Pittsboro asks for concessions on new storage facility

The proposed facility will feature 100,000 square feet of enclosed storage space as well as room for RVs and boats.


A potential new storage facility was the main topic of discussion at the Pittsboro Board of Commissioners April 8 meeting, with a public hearing on the rezoning request needed for construction to move forward.

The approximately 11 acres of property located at on the 2300-block of US Highway 64 Business West — due west from the recently approved Reeves Farm development — would need to change from RA-2 to M-1 conditional zoning for the project to move forward.

“The owner says he intends to utilize the site for a maximum of 100,000 square feet of enclosed storage space and he intends to place 40 permanent parking spaces for boats and RVs,” said planning director Randall Cahoon-Tingle. “The owner, in his application, states that his intention is to preserve the rural and agricultural features in the building’s design and design elements. There will be no on-site employees, customers will access the site via a keypad and the nighttime lighting is intended to be aimed downward and to be unobtrusive.”

“I am impressed with the extent in which this applicant has demonstrated their willingness to attend to the unique concerns of this community,” said Commissioner John Bonitz. “I don’t own a boat, but reckon the people that are moving into Reeves Farm might, and they’re not going to be able to store it in their neighborhood because we’re asking for such a tight density, narrow plot lines and no parking areas. I think that the storage is needed. There’s much better ways to stimulate our economy, but I am sympathetic to the applicant’s history with the process and I’m open to approval of this project with additional concessions and conditions.”

The biggest expressed concern is that a storage facility doesn’t fit the residential agricultural land use plan for the area. Planning board recommended denying the zoning request.

“I agree with our planning board and our planning staff,” said Commissioner J.A. Farrell. “This does not match the land use plan. It’s an RA-2, residential agricultural area, and I’m not in support of this rezoning.”

However, after a motion to deny the request failed 4-2, with Farrell and Mayor Pro Tem Pamela Baldwin dissenting, the board agreed (by 4-2, with the same nays) to hold the matter until May 13.

“A thing that I have been consistent about and I think I feel the need to be consistent about here again is my extreme dislike for what I call, ‘on-the-fly editing’ and the kind of policymaking that’s hashed out in sessions like this,” Bonitz said. “It really, really offends me, so despite my concern for the applicant and probably his desire for a resolution tonight, I think what I would greatly prefer is that we list the items of concern, see that we attend to those lists, delegate those to staff to go back and have those written as conditions because they don’t appear in the conditions right now and then have it come back for a vote.”
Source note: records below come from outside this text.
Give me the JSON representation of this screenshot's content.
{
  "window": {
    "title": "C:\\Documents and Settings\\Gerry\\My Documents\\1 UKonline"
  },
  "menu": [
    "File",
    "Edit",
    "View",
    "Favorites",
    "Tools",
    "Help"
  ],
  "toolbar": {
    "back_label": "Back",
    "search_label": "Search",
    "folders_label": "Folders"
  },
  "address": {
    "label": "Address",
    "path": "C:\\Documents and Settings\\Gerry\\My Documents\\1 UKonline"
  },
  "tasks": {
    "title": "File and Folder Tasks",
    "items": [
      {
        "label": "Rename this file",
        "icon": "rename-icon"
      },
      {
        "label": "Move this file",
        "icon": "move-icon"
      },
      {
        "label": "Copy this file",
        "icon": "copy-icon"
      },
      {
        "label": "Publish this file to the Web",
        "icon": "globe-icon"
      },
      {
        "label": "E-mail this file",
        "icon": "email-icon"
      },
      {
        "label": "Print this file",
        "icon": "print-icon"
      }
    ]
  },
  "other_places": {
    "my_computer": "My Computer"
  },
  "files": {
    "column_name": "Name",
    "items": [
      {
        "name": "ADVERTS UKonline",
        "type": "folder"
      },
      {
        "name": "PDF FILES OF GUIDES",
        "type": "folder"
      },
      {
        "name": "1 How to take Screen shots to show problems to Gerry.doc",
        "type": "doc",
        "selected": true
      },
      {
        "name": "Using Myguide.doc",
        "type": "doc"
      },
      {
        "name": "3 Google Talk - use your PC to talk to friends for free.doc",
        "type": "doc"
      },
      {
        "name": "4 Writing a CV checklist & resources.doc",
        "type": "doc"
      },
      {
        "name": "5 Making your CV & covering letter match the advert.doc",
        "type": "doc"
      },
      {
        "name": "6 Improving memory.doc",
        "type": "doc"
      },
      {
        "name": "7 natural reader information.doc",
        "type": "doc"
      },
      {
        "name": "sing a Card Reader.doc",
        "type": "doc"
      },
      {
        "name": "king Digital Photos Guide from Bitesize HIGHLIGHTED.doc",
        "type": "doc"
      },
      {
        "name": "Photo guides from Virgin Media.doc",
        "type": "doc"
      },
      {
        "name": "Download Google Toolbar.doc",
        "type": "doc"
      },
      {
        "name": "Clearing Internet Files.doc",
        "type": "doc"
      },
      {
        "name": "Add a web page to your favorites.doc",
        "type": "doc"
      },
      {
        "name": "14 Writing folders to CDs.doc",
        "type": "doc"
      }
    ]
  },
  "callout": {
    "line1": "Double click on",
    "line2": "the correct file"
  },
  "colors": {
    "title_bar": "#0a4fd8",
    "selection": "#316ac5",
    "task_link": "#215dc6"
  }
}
The lengthly list of concerns to be addressed include annexation before the construction stage, compliance with dark-skies ordinances before the final site plan approval, changing the opaque screen to a fence in the buffer, maintaining an 80-foot buffer on the sides and 60-foot buffer on the front with the fence added for security, rooftop solar as an item in the conditions, up-to-date camera technology that maximizes the use of low-light conditions for security, structures not being located in the designated natural resource conservation target area and the hours of operation.

“My objective with this property was that if someone were to come from out of town and drive by it, they would think it looks like a farm with solar panels on it,” said Nikkolas Shramek, the petitioner. “I have a deep rooted commitment to sustainability, environmental protection to a degree, looking for sustainable energy resources… Creating a very unobtrusive situation with that property is my biggest concern. I treat any project that I do as if I was the neighbor of one of those projects.”

In other business, the Commissioners appointed Steven “Zed” Henry to the Pittsboro Downtown Advisory Board, and approved an agreement with NCDOT for sidewalk funding.

NCDOT will provide reimbursement of 80% or $506,000, with the town providing a match of 20% or $126,500, for the installation of sidewalks to provide access to Town Lake Park from several public entities including Pittsboro Elementary School, Robeson Creek Greenway, the downtown area, the public library, the senior center and Central Carolina Community College.

The Town of Pittsboro Board of Commissioners will next meet May 13.